Segment Start: INPUT DATA
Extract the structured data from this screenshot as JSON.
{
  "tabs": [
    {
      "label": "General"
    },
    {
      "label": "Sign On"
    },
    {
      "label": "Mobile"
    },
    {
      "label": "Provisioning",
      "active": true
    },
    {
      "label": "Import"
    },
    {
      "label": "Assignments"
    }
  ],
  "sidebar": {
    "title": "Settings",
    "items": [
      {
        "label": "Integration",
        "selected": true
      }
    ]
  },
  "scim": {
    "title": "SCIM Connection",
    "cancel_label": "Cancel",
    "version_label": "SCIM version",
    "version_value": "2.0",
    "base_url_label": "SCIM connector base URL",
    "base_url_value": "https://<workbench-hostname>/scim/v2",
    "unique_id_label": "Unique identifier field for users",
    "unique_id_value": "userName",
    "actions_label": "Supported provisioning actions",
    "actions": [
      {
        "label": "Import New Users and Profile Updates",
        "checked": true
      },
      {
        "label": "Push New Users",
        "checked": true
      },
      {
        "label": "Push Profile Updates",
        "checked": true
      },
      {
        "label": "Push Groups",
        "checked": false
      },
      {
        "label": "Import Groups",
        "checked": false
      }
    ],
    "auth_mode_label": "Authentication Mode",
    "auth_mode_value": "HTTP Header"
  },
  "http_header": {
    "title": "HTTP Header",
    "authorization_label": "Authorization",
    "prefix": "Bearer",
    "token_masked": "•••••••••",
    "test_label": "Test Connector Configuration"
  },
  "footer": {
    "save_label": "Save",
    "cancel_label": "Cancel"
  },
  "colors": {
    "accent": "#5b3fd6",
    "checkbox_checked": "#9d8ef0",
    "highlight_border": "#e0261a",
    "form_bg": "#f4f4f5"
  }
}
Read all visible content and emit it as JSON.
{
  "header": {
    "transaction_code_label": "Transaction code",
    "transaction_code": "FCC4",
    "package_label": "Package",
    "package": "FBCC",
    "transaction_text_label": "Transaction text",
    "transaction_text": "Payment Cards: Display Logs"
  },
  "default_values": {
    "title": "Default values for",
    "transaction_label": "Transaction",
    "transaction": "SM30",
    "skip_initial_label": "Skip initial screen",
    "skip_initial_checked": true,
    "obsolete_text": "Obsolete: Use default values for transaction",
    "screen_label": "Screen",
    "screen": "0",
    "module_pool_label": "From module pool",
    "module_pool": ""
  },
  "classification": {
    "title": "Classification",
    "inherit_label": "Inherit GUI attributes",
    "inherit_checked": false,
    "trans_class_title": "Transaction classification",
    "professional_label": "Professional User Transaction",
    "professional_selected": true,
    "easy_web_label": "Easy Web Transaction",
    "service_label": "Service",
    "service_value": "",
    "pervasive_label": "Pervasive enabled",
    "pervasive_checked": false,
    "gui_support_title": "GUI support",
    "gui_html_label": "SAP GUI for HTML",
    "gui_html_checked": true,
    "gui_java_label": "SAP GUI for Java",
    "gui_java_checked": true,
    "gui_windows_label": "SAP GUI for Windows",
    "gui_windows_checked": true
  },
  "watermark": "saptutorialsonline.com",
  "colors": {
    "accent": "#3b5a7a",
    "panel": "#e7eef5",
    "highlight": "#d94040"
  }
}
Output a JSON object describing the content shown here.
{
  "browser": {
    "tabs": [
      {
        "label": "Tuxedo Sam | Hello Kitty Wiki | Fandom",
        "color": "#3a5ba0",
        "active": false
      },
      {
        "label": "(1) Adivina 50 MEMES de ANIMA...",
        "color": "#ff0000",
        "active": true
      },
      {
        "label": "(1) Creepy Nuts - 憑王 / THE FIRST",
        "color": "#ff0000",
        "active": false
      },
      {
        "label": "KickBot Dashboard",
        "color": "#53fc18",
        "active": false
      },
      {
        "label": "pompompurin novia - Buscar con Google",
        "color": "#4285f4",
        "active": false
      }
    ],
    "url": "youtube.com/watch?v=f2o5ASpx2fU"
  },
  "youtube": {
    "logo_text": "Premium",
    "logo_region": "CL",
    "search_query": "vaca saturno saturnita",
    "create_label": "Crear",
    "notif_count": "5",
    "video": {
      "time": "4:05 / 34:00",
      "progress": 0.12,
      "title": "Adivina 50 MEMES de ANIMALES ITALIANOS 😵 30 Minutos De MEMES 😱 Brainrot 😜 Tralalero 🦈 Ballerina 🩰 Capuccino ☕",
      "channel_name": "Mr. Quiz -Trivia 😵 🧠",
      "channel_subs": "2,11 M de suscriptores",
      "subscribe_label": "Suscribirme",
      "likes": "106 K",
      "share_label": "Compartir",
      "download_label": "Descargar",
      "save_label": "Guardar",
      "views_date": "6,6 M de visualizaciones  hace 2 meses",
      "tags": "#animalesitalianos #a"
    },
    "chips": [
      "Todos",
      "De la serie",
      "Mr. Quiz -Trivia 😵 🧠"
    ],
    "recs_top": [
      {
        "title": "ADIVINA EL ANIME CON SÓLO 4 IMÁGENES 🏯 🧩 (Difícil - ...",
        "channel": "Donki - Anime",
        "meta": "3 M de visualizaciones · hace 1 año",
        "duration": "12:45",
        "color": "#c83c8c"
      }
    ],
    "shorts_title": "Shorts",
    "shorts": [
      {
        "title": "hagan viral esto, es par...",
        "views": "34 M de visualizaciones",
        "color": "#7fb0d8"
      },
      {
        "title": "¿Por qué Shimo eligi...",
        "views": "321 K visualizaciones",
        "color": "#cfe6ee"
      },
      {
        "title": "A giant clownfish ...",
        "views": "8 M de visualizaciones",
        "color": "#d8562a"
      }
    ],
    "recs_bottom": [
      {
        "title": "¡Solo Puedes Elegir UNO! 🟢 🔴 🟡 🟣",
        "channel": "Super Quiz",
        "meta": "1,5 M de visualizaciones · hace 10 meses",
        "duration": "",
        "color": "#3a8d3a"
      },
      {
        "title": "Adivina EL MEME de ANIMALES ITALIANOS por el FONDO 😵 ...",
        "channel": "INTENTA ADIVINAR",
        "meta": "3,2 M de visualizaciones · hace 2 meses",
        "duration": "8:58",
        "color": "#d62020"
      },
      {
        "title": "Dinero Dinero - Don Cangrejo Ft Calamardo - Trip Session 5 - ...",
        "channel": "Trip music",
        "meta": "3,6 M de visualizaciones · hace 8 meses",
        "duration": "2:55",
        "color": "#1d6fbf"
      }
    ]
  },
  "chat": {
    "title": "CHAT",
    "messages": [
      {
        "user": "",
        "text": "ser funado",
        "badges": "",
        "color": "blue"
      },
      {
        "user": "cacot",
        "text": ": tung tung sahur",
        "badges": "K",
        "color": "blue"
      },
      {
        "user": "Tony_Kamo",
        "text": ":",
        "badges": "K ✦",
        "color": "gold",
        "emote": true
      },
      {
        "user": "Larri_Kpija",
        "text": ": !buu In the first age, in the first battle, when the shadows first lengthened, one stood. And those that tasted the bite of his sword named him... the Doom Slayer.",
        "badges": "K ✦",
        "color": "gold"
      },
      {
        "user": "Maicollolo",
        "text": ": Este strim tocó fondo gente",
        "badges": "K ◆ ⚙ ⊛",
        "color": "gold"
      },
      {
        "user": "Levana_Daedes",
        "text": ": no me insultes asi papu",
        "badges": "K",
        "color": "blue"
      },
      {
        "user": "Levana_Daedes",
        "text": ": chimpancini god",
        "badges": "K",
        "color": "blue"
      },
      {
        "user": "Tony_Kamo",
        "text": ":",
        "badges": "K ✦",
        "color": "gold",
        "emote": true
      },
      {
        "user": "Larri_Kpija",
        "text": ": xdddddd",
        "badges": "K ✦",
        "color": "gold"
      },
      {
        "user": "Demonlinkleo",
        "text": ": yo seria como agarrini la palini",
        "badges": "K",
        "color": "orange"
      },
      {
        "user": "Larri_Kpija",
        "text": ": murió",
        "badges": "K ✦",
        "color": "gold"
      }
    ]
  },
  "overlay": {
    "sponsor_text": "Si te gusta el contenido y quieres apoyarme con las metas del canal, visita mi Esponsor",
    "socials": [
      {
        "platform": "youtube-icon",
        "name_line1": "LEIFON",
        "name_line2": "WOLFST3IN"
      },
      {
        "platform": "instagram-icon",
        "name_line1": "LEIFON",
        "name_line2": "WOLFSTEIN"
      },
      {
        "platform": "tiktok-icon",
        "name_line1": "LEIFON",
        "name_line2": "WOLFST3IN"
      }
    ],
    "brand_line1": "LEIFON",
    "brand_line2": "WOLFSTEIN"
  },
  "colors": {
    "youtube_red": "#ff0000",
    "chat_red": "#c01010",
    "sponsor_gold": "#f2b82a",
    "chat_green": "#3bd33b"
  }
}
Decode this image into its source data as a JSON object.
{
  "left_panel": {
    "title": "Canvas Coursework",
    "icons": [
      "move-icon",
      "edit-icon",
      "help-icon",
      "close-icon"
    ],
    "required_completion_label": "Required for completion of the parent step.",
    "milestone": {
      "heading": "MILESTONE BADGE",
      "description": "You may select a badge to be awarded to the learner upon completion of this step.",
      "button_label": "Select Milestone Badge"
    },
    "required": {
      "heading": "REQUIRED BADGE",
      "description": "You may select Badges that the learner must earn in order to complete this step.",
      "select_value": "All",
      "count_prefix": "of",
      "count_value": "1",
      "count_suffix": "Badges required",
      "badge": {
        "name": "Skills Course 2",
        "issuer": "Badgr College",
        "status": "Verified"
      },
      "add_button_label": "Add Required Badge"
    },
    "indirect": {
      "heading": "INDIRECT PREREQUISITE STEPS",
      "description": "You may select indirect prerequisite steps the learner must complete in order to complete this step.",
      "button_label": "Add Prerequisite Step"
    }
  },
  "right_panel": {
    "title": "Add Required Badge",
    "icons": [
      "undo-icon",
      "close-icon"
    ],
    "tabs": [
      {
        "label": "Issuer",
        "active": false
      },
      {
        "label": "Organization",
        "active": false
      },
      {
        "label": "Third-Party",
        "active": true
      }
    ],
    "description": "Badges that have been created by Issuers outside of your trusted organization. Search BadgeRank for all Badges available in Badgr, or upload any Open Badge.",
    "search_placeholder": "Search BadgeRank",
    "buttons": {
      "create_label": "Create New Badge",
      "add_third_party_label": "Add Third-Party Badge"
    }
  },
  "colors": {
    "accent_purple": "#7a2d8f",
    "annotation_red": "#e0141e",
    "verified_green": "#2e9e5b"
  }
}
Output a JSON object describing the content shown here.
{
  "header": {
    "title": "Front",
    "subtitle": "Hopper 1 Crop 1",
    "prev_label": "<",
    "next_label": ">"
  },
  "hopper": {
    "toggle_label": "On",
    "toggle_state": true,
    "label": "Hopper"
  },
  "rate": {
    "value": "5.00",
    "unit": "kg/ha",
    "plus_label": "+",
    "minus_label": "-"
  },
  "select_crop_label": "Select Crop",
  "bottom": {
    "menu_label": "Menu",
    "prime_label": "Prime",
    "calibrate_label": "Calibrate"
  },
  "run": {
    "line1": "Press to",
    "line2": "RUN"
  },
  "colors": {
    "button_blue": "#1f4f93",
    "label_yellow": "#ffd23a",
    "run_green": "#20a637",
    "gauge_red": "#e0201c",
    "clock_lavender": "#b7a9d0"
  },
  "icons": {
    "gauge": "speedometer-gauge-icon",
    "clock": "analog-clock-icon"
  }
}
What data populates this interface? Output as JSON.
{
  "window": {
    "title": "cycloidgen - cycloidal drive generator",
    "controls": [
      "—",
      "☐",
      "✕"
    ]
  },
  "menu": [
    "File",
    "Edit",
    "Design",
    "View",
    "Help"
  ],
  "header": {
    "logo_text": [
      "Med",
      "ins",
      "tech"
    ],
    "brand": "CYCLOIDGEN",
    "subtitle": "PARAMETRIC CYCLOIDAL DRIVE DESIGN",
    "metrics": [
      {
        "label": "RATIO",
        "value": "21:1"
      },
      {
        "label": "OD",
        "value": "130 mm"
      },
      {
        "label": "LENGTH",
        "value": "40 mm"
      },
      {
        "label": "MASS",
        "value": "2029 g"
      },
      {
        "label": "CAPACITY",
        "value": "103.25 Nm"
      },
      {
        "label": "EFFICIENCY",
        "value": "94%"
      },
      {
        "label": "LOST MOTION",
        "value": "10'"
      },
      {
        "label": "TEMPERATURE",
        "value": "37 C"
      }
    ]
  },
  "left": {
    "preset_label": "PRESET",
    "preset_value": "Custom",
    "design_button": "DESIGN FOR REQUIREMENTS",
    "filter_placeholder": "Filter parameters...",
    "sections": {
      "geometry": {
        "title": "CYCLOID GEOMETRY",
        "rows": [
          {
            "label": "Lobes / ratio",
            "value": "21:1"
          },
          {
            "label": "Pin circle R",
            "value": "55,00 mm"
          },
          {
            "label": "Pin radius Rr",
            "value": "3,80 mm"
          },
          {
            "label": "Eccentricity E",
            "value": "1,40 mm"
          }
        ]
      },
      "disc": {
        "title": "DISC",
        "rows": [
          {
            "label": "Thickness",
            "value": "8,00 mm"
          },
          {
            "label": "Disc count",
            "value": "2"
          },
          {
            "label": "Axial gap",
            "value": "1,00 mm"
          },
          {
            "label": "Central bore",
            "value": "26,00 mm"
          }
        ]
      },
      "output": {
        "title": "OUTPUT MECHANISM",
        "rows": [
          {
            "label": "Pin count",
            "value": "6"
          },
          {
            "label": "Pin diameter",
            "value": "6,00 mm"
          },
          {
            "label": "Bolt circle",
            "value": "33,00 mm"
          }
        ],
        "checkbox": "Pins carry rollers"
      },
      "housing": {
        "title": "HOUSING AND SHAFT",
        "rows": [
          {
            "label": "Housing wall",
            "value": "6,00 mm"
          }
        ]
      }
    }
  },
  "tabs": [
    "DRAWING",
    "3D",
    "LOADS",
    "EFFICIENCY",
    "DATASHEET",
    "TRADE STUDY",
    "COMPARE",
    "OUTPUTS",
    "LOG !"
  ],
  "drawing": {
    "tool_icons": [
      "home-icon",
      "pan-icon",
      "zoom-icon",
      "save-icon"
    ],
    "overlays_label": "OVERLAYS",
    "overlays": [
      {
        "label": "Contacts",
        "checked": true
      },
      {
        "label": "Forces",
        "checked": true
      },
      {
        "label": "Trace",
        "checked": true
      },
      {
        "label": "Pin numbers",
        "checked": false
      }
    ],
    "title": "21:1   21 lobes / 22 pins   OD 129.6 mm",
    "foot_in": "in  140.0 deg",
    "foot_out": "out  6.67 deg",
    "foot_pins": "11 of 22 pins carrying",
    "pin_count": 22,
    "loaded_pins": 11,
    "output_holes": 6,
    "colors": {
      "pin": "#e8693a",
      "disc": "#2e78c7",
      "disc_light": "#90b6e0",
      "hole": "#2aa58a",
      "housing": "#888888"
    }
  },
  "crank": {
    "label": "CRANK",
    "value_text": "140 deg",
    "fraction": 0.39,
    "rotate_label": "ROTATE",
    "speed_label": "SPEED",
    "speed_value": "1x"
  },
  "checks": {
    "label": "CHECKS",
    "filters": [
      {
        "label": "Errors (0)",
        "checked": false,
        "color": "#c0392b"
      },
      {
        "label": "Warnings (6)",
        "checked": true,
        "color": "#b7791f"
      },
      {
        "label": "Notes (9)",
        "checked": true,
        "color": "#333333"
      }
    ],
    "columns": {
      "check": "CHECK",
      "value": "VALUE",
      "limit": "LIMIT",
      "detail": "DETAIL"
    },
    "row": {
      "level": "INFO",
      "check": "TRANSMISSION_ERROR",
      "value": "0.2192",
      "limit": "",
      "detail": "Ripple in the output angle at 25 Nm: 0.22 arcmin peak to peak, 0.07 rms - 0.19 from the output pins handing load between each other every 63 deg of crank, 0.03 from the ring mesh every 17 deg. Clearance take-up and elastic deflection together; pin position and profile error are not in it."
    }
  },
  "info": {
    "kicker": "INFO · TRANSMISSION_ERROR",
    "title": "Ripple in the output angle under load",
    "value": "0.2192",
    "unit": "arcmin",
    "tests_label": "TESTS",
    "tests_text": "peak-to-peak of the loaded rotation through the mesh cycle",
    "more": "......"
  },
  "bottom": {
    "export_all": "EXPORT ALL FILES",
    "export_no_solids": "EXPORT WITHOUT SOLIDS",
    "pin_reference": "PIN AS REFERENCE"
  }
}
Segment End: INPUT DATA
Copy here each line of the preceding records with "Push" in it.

_SOLUTION FOR THIS PROBLEM_.
        "label": "Push New Users",
        "label": "Push Profile Updates",
        "label": "Push Groups",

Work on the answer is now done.